I recently read an article about the increasingly popularity of child-free weddings, and in the comments section, one mother stated that couples who don’t want to take the chance of having the most important day of their lives ruined by screaming, tantrum-throwing children are “rude” and “selfish”. She bemoaned the cost of hiring a babysitter, as if a couple who is likely spending tens of thousands of dollars on their wedding will have any sympathy for that. Another commentator accused her of being a “helicopter mom”, a label which she eagerly accepted. She said that her children are her life, and she NEVER wants to be away from them, not even for a few hours. That is just flatly insane. Parents need to remember that there is more to life than just their children. They theoretically still have each other, as well as jobs, friends, and other responsibilities, and from time to time, could use a break. Any parent who couldn’t occasionally use an hour, a day, or even a week away from their children has their priorities hopelessly out of wack.

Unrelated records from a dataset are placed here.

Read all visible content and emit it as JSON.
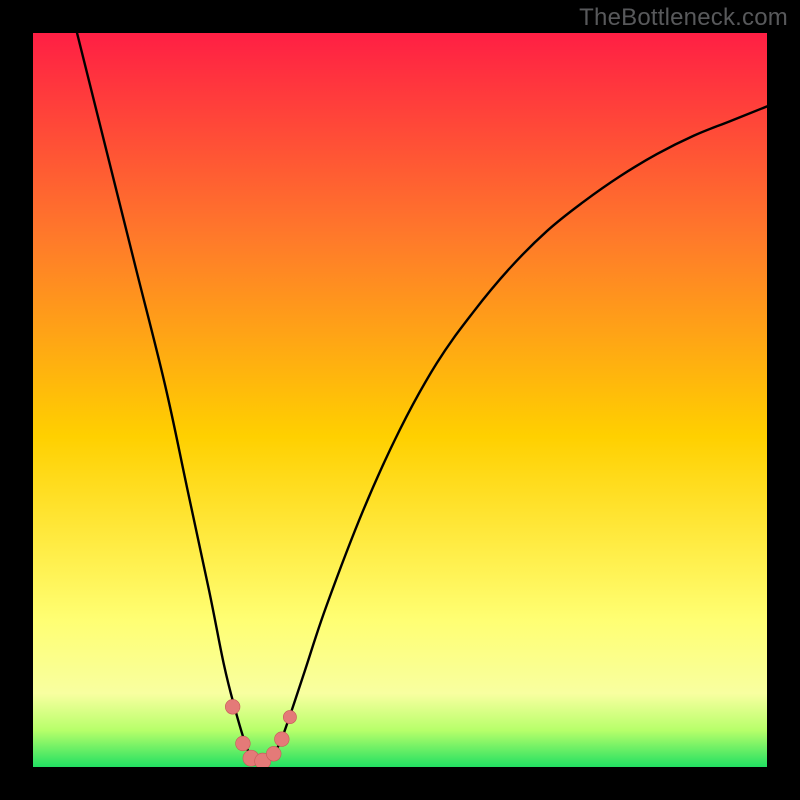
{
  "watermark": "TheBottleneck.com",
  "colors": {
    "frame": "#000000",
    "gradient_top": "#ff1f44",
    "gradient_upper": "#ff7a2a",
    "gradient_mid": "#ffd000",
    "gradient_lower": "#ffff73",
    "gradient_band_light": "#f8ffa0",
    "gradient_green_light": "#b7ff6a",
    "gradient_green": "#22e062",
    "curve": "#000000",
    "marker_fill": "#e47a78",
    "marker_stroke": "#c65a58"
  },
  "chart_data": {
    "type": "line",
    "title": "",
    "xlabel": "",
    "ylabel": "",
    "xlim": [
      0,
      100
    ],
    "ylim": [
      0,
      100
    ],
    "series": [
      {
        "name": "bottleneck-curve",
        "x": [
          6,
          10,
          14,
          18,
          21,
          24,
          26,
          27.5,
          29,
          30,
          31,
          32,
          33.5,
          35,
          37,
          40,
          45,
          50,
          55,
          60,
          65,
          70,
          75,
          80,
          85,
          90,
          95,
          100
        ],
        "values": [
          100,
          84,
          68,
          52,
          38,
          24,
          14,
          8,
          3,
          1,
          0.5,
          1,
          3,
          7,
          13,
          22,
          35,
          46,
          55,
          62,
          68,
          73,
          77,
          80.5,
          83.5,
          86,
          88,
          90
        ]
      }
    ],
    "markers": [
      {
        "x": 27.2,
        "y": 8.2,
        "r": 1.0
      },
      {
        "x": 28.6,
        "y": 3.2,
        "r": 1.0
      },
      {
        "x": 29.7,
        "y": 1.2,
        "r": 1.1
      },
      {
        "x": 31.3,
        "y": 0.8,
        "r": 1.1
      },
      {
        "x": 32.8,
        "y": 1.8,
        "r": 1.0
      },
      {
        "x": 33.9,
        "y": 3.8,
        "r": 1.0
      },
      {
        "x": 35.0,
        "y": 6.8,
        "r": 0.9
      }
    ]
  }
}
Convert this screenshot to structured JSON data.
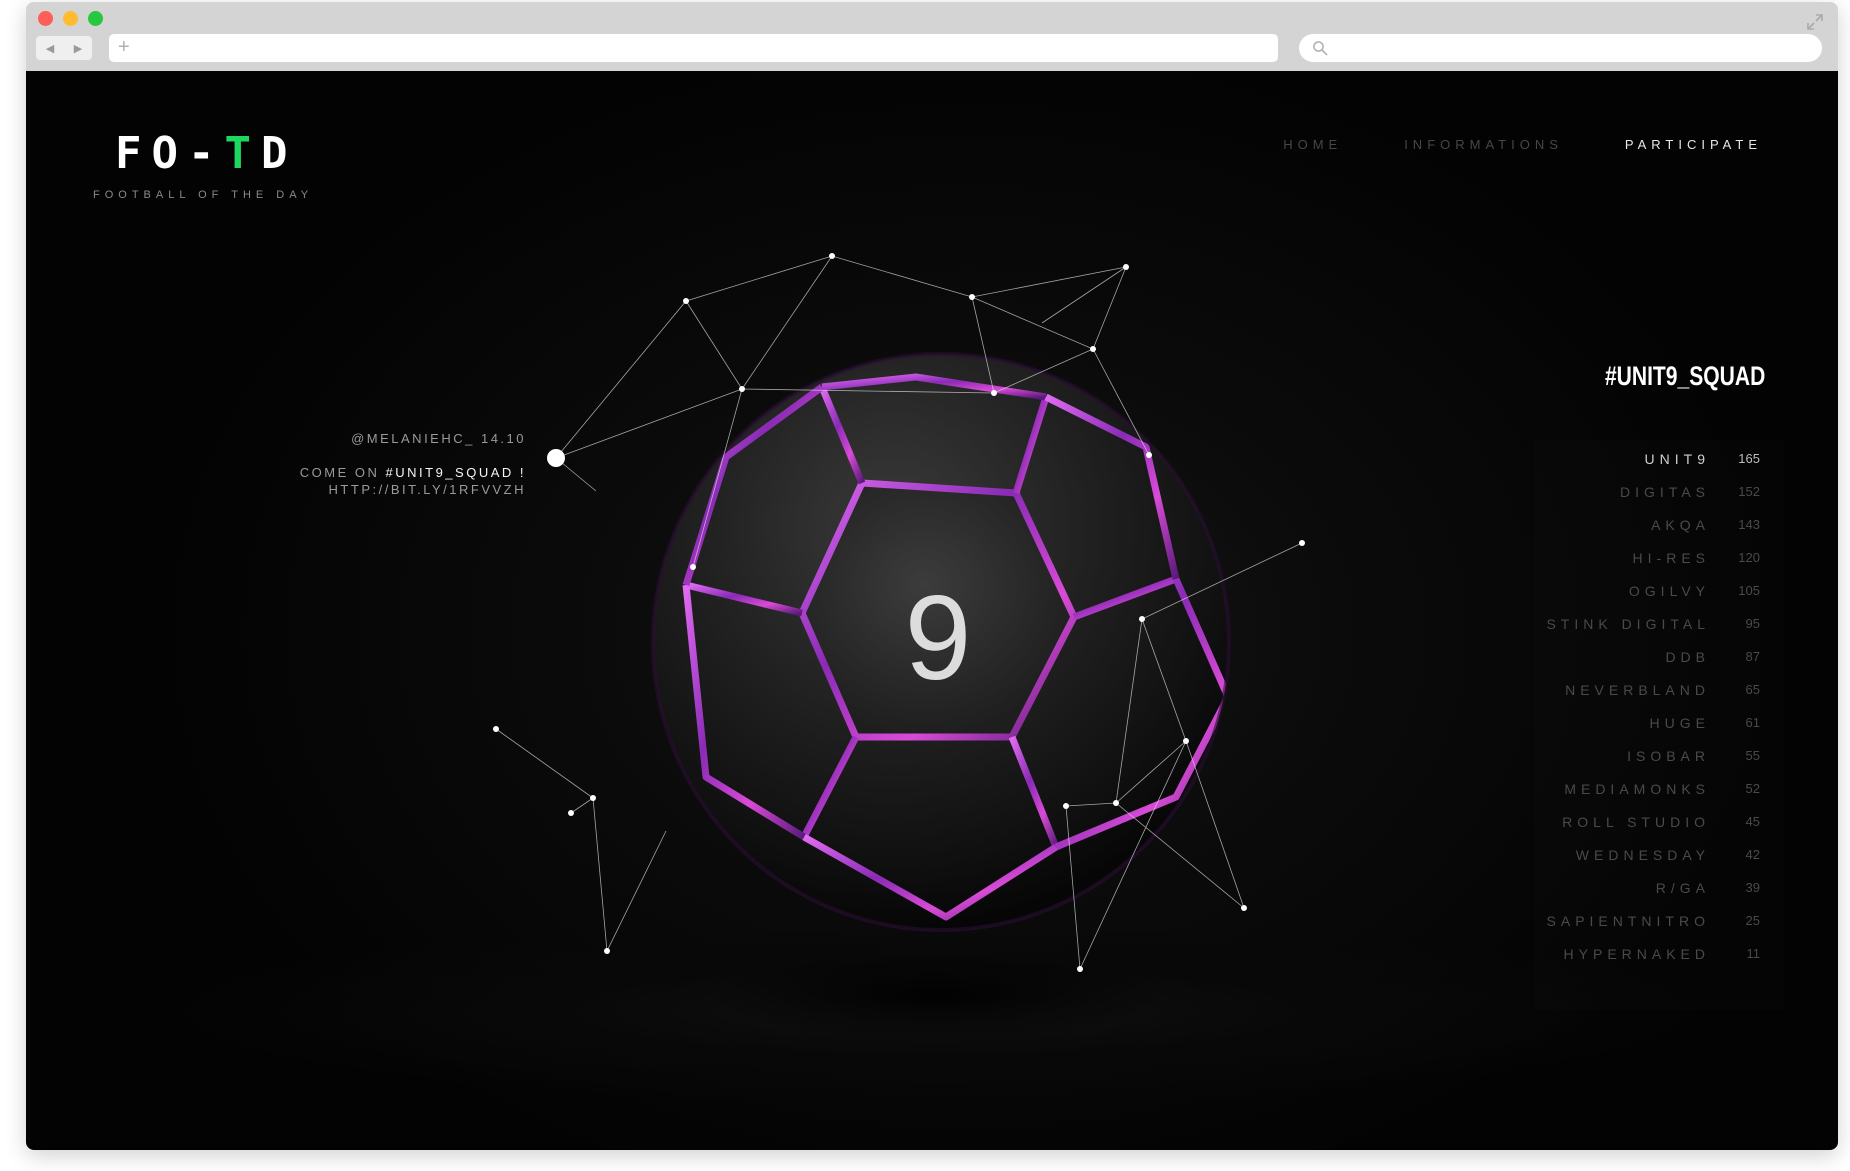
{
  "browser": {
    "back_icon": "back-arrow-icon",
    "forward_icon": "forward-arrow-icon",
    "new_tab_symbol": "+",
    "address_value": "",
    "search_value": ""
  },
  "site": {
    "logo": {
      "mark_prefix": "FO-",
      "mark_accent": "T",
      "mark_suffix": "D",
      "subtitle": "FOOTBALL OF THE DAY"
    },
    "nav": [
      {
        "label": "HOME"
      },
      {
        "label": "INFORMATIONS"
      },
      {
        "label": "PARTICIPATE"
      }
    ]
  },
  "tweet": {
    "handle": "@MELANIEHC_ 14.10",
    "text_prefix": "COME ON ",
    "hashtag": "#UNIT9_SQUAD !",
    "link": "HTTP://BIT.LY/1RFVVZH"
  },
  "ball": {
    "number": "9"
  },
  "leaderboard": {
    "title": "#UNIT9_SQUAD",
    "rows": [
      {
        "name": "UNIT9",
        "value": "165"
      },
      {
        "name": "DIGITAS",
        "value": "152"
      },
      {
        "name": "AKQA",
        "value": "143"
      },
      {
        "name": "HI-RES",
        "value": "120"
      },
      {
        "name": "OGILVY",
        "value": "105"
      },
      {
        "name": "STINK DIGITAL",
        "value": "95"
      },
      {
        "name": "DDB",
        "value": "87"
      },
      {
        "name": "NEVERBLAND",
        "value": "65"
      },
      {
        "name": "HUGE",
        "value": "61"
      },
      {
        "name": "ISOBAR",
        "value": "55"
      },
      {
        "name": "MEDIAMONKS",
        "value": "52"
      },
      {
        "name": "ROLL STUDIO",
        "value": "45"
      },
      {
        "name": "WEDNESDAY",
        "value": "42"
      },
      {
        "name": "R/GA",
        "value": "39"
      },
      {
        "name": "SAPIENTNITRO",
        "value": "25"
      },
      {
        "name": "HYPERNAKED",
        "value": "11"
      }
    ]
  },
  "colors": {
    "accent": "#1ed760",
    "ball_seam_glow": "#c02bd0",
    "background": "#050505"
  }
}
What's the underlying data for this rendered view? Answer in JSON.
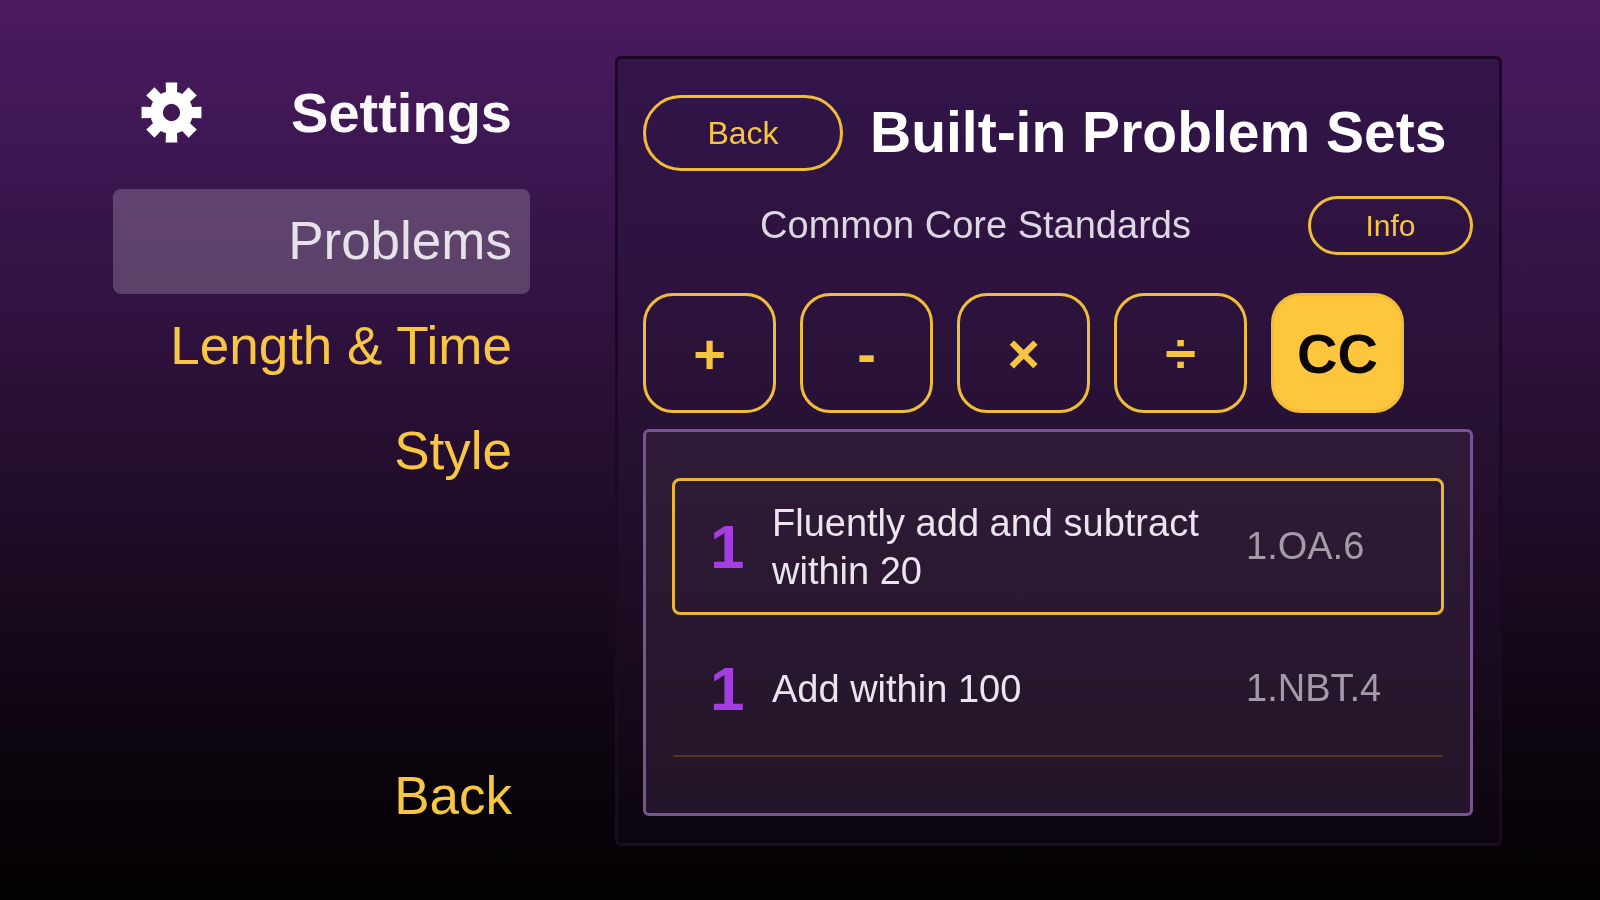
{
  "sidebar": {
    "title": "Settings",
    "items": [
      {
        "label": "Problems",
        "selected": true
      },
      {
        "label": "Length & Time",
        "selected": false
      },
      {
        "label": "Style",
        "selected": false
      }
    ],
    "back": "Back"
  },
  "panel": {
    "back": "Back",
    "title": "Built-in Problem Sets",
    "subtitle": "Common Core Standards",
    "info": "Info",
    "operations": [
      {
        "label": "+",
        "selected": false
      },
      {
        "label": "-",
        "selected": false
      },
      {
        "label": "×",
        "selected": false
      },
      {
        "label": "÷",
        "selected": false
      },
      {
        "label": "CC",
        "selected": true
      }
    ],
    "problem_sets": [
      {
        "grade": "1",
        "title": "Fluently add and subtract within 20",
        "code": "1.OA.6",
        "selected": true
      },
      {
        "grade": "1",
        "title": "Add within 100",
        "code": "1.NBT.4",
        "selected": false
      }
    ]
  }
}
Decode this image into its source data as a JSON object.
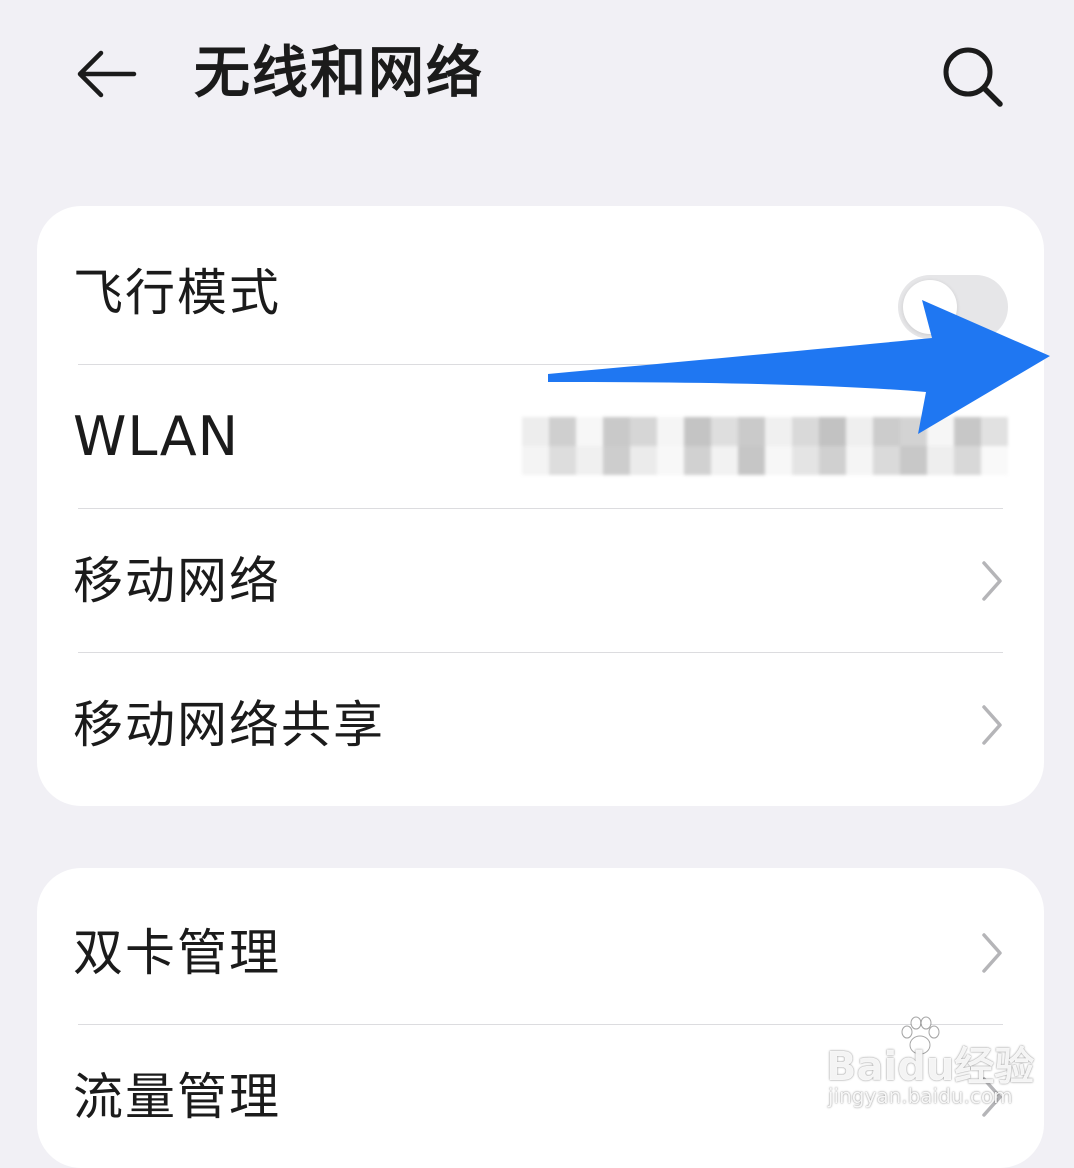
{
  "header": {
    "title": "无线和网络",
    "back_icon": "arrow-left-icon",
    "search_icon": "search-icon"
  },
  "sections": [
    {
      "items": [
        {
          "label": "飞行模式",
          "control": "toggle",
          "toggle_on": false
        },
        {
          "label": "WLAN",
          "value_obscured": true
        },
        {
          "label": "移动网络",
          "control": "chevron"
        },
        {
          "label": "移动网络共享",
          "control": "chevron"
        }
      ]
    },
    {
      "items": [
        {
          "label": "双卡管理",
          "control": "chevron"
        },
        {
          "label": "流量管理",
          "control": "chevron"
        }
      ]
    }
  ],
  "annotation": {
    "icon": "blue-arrow-right-icon",
    "color": "#1f77f2"
  },
  "watermark": {
    "brand": "Baidu经验",
    "url": "jingyan.baidu.com"
  },
  "colors": {
    "background": "#f1f0f5",
    "card": "#ffffff",
    "text": "#1b1b1b",
    "divider": "#dcdcdf",
    "toggle_off": "#e6e6e8",
    "chevron": "#b5b5b8"
  }
}
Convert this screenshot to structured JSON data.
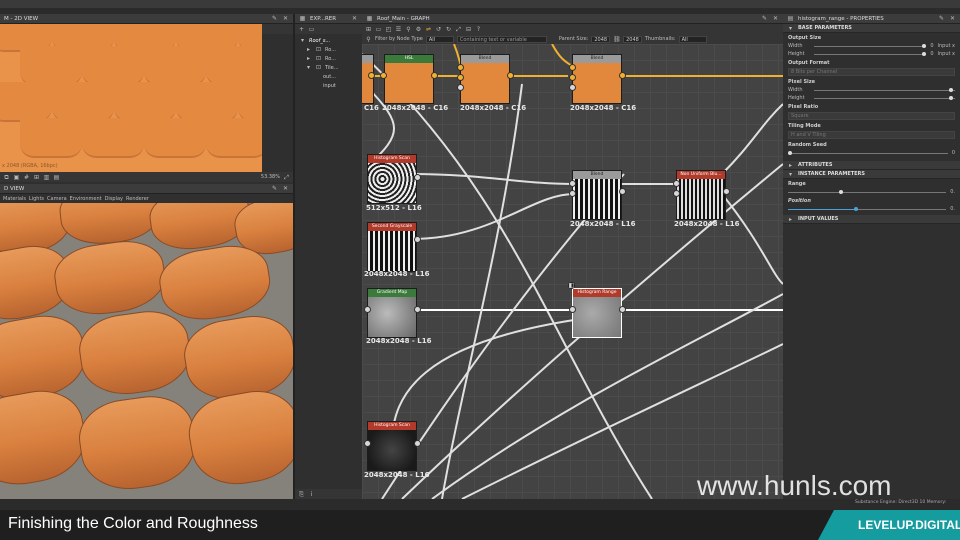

This is all easy for an as-of-yet unmarried, childless 30-something to say, but looking back on how I grew up, and seeing what’s going on with the youngsters of the new millennium, I fear for their future. My parents taught me to be respectful of others. They taught me to never start a fight, but to stand up for myself if one should arise. They practically had to drag me inside when the streetlights came on at night. They taught me the difference between right and wrong without sanitizing the whole world for me. They taught me that I had to work for what I wanted, that I wasn’t entitled to anything, above anyone else by default.
I plan on raising my future children the same way. I plan on protecting them, but letting them experience the world- every last good, bad and ugly bit of it. I will teach them to speak well, take care of their bodies, and that there is so much greatness beyond the computer monitor or smartphone. I will undoubtedly get frustrated with them at times, and will surely need a break, if only for an hour. While children are very time-consuming, especially while they’re young, I will do my best to practice balance. I will have a wife, a job, friends, and the need for time alone. I will raise them to work hard, and teach them right from wrong without sheltering them from everything they may encounter in life, good or bad. They will need to know that one day they will have to function without me, and I will not have them flailing about when they are shoved into the real world, thinking that they will be handed anything. I will have them as prepared as possible for everything life can throw at them, and everything else, they’ll learn from the movies.